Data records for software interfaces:
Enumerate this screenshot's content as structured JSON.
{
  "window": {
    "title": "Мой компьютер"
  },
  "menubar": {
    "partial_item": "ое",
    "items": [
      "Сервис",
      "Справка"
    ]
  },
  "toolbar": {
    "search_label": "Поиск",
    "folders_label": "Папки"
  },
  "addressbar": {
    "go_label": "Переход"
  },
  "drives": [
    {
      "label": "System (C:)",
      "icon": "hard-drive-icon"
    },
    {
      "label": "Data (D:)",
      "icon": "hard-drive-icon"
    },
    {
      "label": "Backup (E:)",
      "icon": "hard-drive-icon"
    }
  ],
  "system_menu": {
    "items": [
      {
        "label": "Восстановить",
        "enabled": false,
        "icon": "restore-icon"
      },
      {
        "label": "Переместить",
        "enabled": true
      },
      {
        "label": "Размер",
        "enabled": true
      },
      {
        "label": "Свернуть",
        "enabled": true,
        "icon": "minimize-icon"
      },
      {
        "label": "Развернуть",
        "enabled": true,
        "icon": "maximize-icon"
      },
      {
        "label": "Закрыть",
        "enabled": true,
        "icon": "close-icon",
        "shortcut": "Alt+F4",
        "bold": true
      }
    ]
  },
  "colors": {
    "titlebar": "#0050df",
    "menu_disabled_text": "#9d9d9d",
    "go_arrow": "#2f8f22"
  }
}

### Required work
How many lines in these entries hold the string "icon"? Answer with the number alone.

### Exercise output
7